Copy out each line of the data holding "title".

Collected data:
BEGIN
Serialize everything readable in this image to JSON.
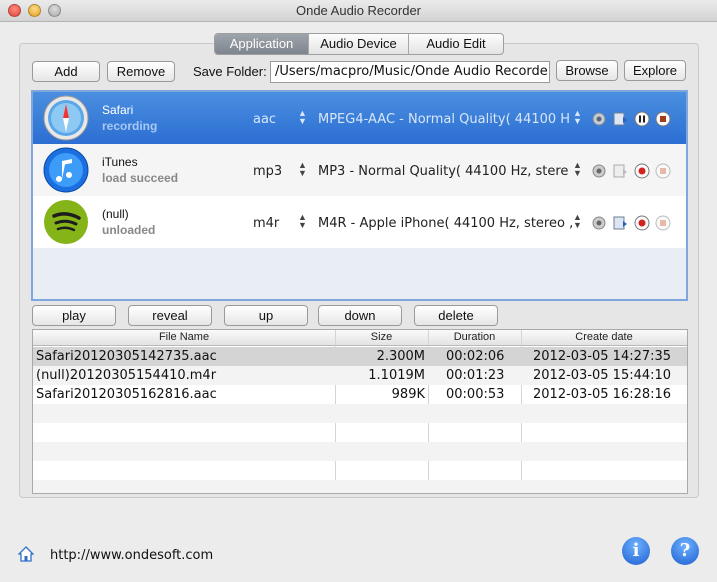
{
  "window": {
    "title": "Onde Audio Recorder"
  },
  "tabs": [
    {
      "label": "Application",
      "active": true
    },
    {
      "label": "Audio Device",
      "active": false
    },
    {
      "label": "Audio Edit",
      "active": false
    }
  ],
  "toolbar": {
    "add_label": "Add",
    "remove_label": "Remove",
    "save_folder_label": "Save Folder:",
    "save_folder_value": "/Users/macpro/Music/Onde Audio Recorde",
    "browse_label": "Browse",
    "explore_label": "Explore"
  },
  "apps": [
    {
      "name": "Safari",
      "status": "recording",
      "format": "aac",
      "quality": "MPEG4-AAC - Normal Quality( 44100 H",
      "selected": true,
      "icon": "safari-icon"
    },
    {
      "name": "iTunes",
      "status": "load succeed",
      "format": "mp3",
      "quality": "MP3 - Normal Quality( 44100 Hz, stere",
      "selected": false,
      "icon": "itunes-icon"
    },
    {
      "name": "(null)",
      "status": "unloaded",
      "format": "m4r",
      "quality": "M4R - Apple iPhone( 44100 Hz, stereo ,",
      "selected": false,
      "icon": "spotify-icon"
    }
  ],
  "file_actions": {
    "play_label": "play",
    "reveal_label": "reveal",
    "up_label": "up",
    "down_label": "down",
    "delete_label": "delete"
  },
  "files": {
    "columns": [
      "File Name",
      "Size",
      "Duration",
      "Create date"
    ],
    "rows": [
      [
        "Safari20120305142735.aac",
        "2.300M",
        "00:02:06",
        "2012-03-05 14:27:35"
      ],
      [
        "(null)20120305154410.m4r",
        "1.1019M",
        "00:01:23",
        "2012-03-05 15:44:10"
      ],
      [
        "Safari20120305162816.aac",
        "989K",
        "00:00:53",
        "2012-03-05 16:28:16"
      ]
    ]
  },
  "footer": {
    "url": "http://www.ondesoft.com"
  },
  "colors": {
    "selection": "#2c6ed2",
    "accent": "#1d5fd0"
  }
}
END
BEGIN
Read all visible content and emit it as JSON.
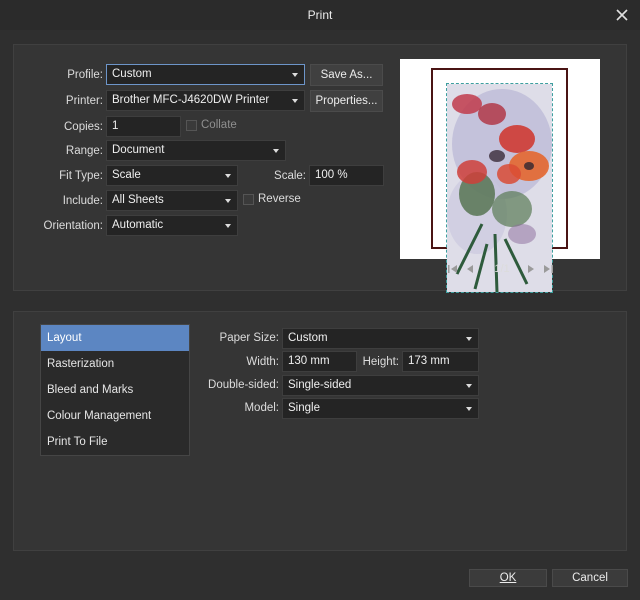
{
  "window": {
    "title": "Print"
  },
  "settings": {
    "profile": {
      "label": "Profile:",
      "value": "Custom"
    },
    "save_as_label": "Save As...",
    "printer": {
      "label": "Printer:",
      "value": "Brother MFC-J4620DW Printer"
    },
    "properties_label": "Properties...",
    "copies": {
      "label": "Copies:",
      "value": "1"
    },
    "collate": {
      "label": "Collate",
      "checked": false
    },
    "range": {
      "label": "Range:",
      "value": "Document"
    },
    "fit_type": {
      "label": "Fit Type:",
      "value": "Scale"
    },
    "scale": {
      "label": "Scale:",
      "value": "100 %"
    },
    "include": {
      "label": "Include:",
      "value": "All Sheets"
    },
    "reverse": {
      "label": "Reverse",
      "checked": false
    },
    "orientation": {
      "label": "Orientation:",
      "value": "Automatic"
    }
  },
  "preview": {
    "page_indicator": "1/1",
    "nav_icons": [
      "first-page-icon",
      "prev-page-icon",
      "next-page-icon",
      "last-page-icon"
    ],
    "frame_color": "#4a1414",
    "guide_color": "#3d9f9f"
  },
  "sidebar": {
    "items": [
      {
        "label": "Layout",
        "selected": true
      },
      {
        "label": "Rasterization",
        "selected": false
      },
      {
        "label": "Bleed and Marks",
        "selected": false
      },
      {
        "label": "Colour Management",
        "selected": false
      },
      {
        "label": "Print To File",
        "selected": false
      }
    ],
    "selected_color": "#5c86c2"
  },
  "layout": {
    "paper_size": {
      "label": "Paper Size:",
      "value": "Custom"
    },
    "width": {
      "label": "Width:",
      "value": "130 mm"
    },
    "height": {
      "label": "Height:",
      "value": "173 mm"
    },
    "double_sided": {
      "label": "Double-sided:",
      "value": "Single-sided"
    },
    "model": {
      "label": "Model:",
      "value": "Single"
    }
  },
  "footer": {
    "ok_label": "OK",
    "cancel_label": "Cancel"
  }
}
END
## RESPONSE TO THIS EXERCISE:
    "title": "Onde Audio Recorder"
    "title": "Print"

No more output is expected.